Inline C# Function: BaileyWeb.University.Data.SearchModules

The Inline C# Function SearchModules retrieves combined data from multiple sources for all modules, or a list of modules filtered by a search criteria.

Files

The following files are supplied with the University Package:

  • ~/App_Data/Composite/InlineCSharpFunctions/BaileyWeb.University.Data.SearchModules.cs

Parameters

There are 8 parameters:

Parameter: Label: Help: Type: Default: Widget:
SearchModuleTitle Module title The title of the module you want to search for. String   Text Box
SearchModuleCode Module code The code of the module you want to search for. String   Text Box
SearchEducationLevel Education level The education level of the module you want to search for. String   Text Box
SearchModuleTypes Module type The type of the module you want to search for. String   Text Box
SearchAcademicDepartments Academic departments The academic departments (faculties) of the module you want to search for. String   Text Box
q Module title (alternate) The title of the module you want to search for. String   Text Box
CurrentPageNumber Current page number The pagination number of the current page. Integer 1 Text Box
MaximumItemsPerPage Maximum items to display How many items should be displayed per paginated page? Integer 10 Text Box

Function Markup

None.

Sub Functions

None.

Text Strings

This function uses the following localisation resources:

Sample Output Code

Result with the SearchModuleTitle input parameter value of Drama:

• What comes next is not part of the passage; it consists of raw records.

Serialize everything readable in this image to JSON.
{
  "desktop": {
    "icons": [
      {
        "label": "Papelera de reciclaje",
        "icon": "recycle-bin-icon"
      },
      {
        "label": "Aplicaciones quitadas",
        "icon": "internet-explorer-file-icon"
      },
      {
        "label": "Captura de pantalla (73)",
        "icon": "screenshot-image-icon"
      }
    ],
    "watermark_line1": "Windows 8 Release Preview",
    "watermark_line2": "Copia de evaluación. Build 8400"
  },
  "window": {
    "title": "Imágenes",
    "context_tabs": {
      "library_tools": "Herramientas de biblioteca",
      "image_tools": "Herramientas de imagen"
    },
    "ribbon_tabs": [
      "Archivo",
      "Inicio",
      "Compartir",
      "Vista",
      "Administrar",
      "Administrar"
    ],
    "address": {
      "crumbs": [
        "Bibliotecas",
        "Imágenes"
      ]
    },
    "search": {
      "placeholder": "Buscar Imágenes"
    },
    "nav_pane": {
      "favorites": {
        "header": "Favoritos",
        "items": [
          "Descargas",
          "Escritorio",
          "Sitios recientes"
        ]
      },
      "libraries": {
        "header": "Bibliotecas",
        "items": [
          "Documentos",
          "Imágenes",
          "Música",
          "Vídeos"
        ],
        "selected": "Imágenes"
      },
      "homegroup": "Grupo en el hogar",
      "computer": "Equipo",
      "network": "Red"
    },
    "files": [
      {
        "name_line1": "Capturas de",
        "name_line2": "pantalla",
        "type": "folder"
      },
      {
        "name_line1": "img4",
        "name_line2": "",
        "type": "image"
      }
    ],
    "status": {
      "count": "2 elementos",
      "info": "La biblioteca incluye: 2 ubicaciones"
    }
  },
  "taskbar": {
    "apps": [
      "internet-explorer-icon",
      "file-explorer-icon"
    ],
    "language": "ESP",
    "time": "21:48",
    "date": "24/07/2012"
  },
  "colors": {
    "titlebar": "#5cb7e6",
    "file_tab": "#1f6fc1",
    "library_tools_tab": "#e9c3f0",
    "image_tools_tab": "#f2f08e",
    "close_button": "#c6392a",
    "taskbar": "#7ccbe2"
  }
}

<ModulesList>
  <Modules SearchModuleTitle="Drama" SearchModuleCode="" SearchEducationLevel="" SearchModuleTypes="" SearchAcademicDepartments="" Q="">
    <Module Id="57c9d5fe-567e-411c-90c0-d818aaa1d50d">
      <ModuleURL>/DM1001</ModuleURL>
      <ModuleTitle>DM1001 - Introduction to Drama for Bachelor's Degree</ModuleTitle>
      <ModuleCode>DM1001</ModuleCode>
      <ModuleLevel>12276bfc-cd33-4b50-8206-b4d2d0696c02</ModuleLevel>
      <ModuleLevelName>Bachelor's Degree</ModuleLevelName>
      <ModuleType>73c006ae-93e4-45d4-a3d2-f18a2ae2c8f2</ModuleType>
      <ModuleTypeName>Compulsary</ModuleTypeName>
      <ModuleName>Introduction to Drama</ModuleName>
      <AcademicDepartment>fadf3ae3-aeaf-453d-aa5a-3b6f7d79bd6e</AcademicDepartment>
      <AcademicDepartmentName>Faculty of Humanities and Law</AcademicDepartmentName>
      <Description>Drama is the specific mode of fiction represented in performance: a play, opera, mime, ballet, etc., performed in a theatre, or on radio or television. Considered as a genre of poetry in general, the dramatic mode has been contrasted with the epic and the lyrical modes ever since Aristotle's Poetics. The term "drama" comes from a Greek word meaning "action", which is derived from "I do". In English, the word play or game was the standard term for dramas until William Shakespeare's time — just as its creator was a play-maker rather than a dramatist and the building was a play-house rather than a theatre. The use of "drama" in a more narrow sense to designate a specific type of play dates from the modern era. "Drama" in this sense refers to a play that is neither a comedy nor a tragedy.</Description>
      <Credits>30</Credits>
    </Module>
  </Modules>
  <PagingInfo CurrentPageNumber="1" MaximumItemsPerPage="10" TotalItemCount="1" TotalPageCount="1" CurrentItemNumberStart="1" CurrentItemNumberEnd="1" />
</ModulesList>

Updated: 22 December 2019